- Stating the Simple Solution: In response to Spot the Impostor, Lion says he can't tell who is who, so Tin Man advises to just look inside his heart in order to learn the answer. Scarecrow then points out one Dorothy has an unusual green streak of hair.
- Token Good Teammate: Lyman is consistently happy, friendly to everyone, and seems barely aware he's supposed to be committing villainous acts.
- Wild Card: The Wizard in his debut arc. He's not evil, but he misses being in charge and wants some actual power, so he tries to play both sides to get what he wants. He reforms in the end.
- Worthless Treasure Twist: "Ojo's Treasure Hunt" subverts this. Ojo goes on a lengthy search for a treasure of some kind, prompting the protagonists to look out for him and the witches to claim what he seeks. At the end of the hunt, the box contains a mere cow horn bugle. The witches denounce this as being worthless, but Ojo says that Munchkins consider it a symbol of good luck and so it's valuable to him. As a bonus, after the witches leave, Ojo blowing the horn causes multiple treasure boxes full of gold and jewels to appear. Ojo just wants the bugle, but he agrees to take the treasures back to his village.

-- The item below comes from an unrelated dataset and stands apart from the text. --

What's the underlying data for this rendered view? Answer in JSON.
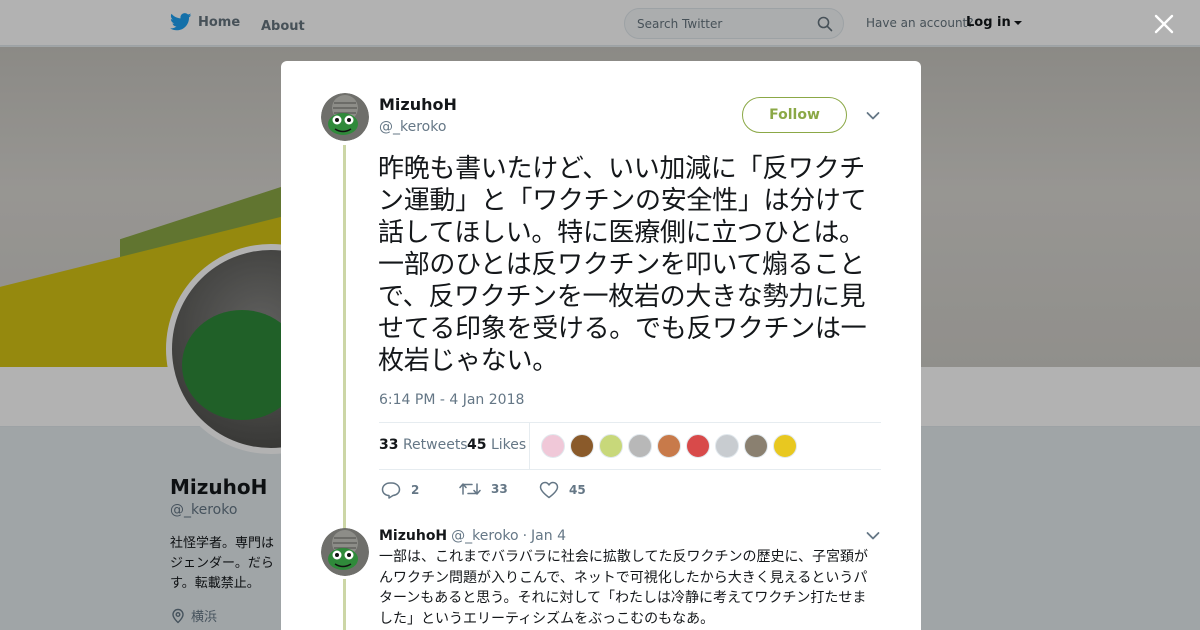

- You Don't Look Like You: While most of the characters are at least visually recognizable as versions of the classic characters from the books or MGM movie, a few of them... aren't. Most notably the Woozy; in the books he was a blue, almost hairless animal made primarily out of squares and flat surfaces, and about the size of a large dog, but in the cartoon he's a soft fluffy creature about the size of an elephant, with yellow fur and pright pink spots.